Spotlights of the Month
Every month we will publish a spotlight. It can be a review of a conference or a book, a word on our members' work, etc. You will be able to receive all our spotlights in our newsletter, so subscribe to it if you're interested.
Last year, our member and webmaster Hélène Déom was called on a (post-)medieval site excavations to analyze a certain amount of skeletons on the field and in the lab. Here are the results of this study, made in close collaboration with the archaeologist in charge, Christian Frébutte.
Atuatuca Tungrorum was the name of the Roman settlement established in Tongeren (FR: Tongres). Ancient funerary practices in the area were recently studied by several of our colleagues.

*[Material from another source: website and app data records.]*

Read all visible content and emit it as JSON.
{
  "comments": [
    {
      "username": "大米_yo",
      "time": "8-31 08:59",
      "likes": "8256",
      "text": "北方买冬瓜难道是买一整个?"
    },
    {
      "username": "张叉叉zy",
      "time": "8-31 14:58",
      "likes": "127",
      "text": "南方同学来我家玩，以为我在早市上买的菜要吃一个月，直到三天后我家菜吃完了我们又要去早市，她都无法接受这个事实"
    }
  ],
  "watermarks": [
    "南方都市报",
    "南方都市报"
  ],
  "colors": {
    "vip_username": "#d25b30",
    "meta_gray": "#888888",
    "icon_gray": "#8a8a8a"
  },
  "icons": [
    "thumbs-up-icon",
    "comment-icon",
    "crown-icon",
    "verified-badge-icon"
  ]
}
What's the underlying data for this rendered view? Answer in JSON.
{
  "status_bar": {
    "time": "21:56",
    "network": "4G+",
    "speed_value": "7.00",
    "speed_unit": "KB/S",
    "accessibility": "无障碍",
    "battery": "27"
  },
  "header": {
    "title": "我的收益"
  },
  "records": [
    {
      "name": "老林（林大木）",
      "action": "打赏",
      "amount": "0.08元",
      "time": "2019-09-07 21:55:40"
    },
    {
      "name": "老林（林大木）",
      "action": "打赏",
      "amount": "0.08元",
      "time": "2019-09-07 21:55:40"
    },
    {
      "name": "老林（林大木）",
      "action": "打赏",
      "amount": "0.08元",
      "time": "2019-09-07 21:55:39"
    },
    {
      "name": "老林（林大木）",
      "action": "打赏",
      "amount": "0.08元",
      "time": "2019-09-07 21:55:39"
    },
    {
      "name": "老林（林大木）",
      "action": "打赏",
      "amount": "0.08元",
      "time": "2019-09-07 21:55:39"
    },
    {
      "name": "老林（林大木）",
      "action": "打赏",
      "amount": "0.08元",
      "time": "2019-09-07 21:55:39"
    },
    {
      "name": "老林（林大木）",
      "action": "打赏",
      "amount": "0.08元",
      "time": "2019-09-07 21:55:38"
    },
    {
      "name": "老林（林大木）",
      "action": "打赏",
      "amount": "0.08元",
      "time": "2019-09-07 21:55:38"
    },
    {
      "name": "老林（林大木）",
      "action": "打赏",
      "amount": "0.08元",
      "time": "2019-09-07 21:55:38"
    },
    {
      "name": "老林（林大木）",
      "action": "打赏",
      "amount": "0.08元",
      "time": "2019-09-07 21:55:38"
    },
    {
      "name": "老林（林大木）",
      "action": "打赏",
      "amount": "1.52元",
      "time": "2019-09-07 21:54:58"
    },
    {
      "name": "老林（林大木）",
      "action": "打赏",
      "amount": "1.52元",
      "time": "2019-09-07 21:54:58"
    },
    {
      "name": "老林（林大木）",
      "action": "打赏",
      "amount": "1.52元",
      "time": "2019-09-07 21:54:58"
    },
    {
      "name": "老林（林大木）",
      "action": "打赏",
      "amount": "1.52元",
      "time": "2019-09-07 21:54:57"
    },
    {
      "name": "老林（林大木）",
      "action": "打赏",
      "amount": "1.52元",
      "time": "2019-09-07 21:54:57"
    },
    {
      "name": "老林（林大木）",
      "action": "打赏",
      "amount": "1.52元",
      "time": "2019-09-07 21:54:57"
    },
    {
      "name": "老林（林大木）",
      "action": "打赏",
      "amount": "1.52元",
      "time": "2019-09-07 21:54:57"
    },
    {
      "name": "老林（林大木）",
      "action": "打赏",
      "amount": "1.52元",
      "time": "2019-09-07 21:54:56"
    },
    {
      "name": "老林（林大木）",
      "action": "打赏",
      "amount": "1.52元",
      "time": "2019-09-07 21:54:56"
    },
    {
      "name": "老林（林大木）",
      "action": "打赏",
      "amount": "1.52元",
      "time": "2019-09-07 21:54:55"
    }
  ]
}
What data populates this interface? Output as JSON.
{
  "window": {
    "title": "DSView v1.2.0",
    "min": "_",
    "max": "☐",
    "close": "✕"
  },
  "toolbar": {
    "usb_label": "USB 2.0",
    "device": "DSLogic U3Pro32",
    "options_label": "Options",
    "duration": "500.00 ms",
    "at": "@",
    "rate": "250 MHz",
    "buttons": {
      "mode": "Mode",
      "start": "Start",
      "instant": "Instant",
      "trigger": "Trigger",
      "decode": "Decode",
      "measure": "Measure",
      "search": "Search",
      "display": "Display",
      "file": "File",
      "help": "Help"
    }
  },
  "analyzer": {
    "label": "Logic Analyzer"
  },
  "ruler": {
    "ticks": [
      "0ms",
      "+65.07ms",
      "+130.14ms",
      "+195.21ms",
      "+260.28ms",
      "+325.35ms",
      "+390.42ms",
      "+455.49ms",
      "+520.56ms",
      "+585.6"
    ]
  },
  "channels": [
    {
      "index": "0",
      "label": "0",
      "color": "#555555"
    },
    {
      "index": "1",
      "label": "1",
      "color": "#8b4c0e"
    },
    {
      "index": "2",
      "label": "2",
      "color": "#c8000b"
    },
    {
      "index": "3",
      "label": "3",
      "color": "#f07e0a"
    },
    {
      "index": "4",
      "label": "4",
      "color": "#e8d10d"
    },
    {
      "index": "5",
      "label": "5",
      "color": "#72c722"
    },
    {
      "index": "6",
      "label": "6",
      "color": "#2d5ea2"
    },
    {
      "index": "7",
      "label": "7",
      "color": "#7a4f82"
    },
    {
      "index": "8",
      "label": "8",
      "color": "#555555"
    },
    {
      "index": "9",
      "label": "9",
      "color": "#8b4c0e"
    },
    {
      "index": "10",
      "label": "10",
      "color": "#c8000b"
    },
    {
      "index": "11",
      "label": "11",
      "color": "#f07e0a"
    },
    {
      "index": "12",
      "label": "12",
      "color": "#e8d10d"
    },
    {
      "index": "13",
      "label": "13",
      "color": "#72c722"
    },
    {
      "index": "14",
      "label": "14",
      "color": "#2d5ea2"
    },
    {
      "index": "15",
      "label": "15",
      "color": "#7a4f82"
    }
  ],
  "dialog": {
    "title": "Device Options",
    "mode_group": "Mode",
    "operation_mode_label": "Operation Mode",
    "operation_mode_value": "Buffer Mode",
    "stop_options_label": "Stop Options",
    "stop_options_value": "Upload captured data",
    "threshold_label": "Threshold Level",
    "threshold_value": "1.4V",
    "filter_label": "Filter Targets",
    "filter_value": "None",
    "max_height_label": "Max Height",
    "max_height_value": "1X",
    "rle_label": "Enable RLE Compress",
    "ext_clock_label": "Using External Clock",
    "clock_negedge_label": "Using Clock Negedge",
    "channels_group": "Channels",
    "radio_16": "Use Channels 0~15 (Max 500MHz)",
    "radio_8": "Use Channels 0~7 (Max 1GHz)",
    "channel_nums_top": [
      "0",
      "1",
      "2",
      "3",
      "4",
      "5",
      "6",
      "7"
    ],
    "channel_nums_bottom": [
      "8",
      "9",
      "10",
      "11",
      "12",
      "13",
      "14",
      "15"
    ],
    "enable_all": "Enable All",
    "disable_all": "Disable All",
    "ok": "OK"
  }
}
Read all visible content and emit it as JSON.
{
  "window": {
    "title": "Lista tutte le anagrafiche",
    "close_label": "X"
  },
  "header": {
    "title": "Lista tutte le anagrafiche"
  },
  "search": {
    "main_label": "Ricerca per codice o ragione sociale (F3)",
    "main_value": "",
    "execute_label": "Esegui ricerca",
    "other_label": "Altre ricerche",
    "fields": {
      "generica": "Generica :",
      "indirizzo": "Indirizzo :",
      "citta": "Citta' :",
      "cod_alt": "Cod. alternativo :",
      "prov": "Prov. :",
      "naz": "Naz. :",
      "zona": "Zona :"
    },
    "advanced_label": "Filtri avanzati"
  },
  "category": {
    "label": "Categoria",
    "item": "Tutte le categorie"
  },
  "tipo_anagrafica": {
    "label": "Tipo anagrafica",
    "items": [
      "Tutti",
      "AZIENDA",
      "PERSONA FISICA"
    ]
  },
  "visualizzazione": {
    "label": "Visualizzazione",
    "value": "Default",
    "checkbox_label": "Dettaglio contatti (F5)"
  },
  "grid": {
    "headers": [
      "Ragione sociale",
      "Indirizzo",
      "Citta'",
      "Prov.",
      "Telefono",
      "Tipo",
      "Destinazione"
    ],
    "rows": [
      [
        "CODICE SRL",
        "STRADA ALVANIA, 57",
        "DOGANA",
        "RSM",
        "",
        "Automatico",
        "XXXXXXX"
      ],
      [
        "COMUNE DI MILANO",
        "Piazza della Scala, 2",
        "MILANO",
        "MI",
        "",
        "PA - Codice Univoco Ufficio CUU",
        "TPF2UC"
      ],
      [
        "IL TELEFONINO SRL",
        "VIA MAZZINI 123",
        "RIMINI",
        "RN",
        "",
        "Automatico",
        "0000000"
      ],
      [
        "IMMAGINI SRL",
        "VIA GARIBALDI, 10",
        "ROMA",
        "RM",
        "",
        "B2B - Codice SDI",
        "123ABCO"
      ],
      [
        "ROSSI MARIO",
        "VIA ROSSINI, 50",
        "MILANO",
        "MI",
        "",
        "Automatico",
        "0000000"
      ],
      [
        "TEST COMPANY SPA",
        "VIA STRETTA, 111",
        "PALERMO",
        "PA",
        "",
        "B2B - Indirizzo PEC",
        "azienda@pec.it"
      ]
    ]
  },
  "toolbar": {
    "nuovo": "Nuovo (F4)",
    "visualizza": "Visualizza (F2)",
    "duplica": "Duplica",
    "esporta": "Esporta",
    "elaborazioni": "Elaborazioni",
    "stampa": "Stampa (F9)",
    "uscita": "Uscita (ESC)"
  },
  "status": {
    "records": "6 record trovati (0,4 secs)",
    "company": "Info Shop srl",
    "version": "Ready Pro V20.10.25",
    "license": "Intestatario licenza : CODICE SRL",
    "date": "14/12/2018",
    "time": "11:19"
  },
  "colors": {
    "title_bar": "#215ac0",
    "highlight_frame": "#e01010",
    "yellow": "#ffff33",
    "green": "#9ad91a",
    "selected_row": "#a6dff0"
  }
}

April Pijpelink and colleagues excavated and analyzed several unusual burials at the Beukenbergweg. Katrien Van de Vijver and colleagues identified perinatal and deviant adult burials within the settlements.
This Spotlight of the Month presents the work of Kim Quintelier and her colleagues on a post-medieval Carmelite monastery in Aalst (East Flanders, Belgium). They used stable isotope examination combined with macroscopic analysis to study this urban graveyard.
This Spotlight of the Month presents the recent work of Alexandra Boucherie and her colleagues on evidences of past violence on human remains. They used digital microscopy combined with macroscopic analysis to observe patterns of traumas with accuracy. Their case study investigated 45 individuals from a Medieval mass grave in Sandbjerget, Denmark.
This Spotlight of the Month is an essay on the treatment of human remains in a Belgian museum context. This reflection implies the study of the remains as well as its preservation, i.e. storage and/or exhibition. For this matter, ethical and museological aspects are observed through legislation and a few examples from Belgium.
In this Spotlight of the Month, we’re presenting you two recent publications on prehistoric case studies by three of our highly experimented members: one regards paleopathological traces on a Late Neolithic Mandibular Condyle by Caroline Polet and Frank L'Engle Williams; the other one examines a Late Neandertal lower left P3 by Michel Toussaint and colleagues.
Both articles analyzed human remains from rockshelters or caves from the Meuse River system, in Central Belgium, where hundreds of similar archaeological sites are known.
In this Spotlight of the Month, we’re introducing some of our members who are working/have worked abroad: Isabelle De Groote and Joke Somers. Isabelle is currently working in a British university while Joke just came back from a Swiss university. Discover some of their work.
- By boapas
- On 11/09/2017
A spotlight on our PhD members: Davina Craps & Katrien Van de Vijver
This month, our members, Dr. Davina Craps and Dr. Katrien Van de Vijver, present their doctoral thesis. We have now two important works respectively on methodologies for joint diseases and on palaeodemography and palaeopathology for a large archaeological site.
A Belgian project of Interdisciplinary Research on Andean Mummies (IRAM Project)
Our member Caroline Polet (RINSB) and several colleagues from different institutions are working on a project researching seven pre-Columbian Mummies curated at the Royal Museum of Art and History (RMAH).
A spotlight on freelancers in physical anthropology with Davina Craps & Hélène Déom
Dr. Davina Craps and Hélène Déom are two of our founding members. They both work freelance, respectively in Flanders and Wallonia. This month's spotlight will focus on freelance work in Belgium and some of the projects they have worked on.
Johan R. Boelaert has written 3 books, so far, about medieval medical history
This important contribution to historical medicine and in Flemish literature was prepared by our member, retired MD from Bruges, Johan R. Boelaert. Here is a brief insight and readers' digest of his work.
Société d’Anthropologie de Paris, the annual conference 2017 took place in Paris
It was summarized by our member Alexandra Boucherie (ULB), who also presented a poster on her work on Danish battle-related mass grave (her Master's dissertation at Bournemouth University).
Our member Caroline Polet (RBINS) gave a talk on the analysis of human skeletal remains from Kindoki, Congo.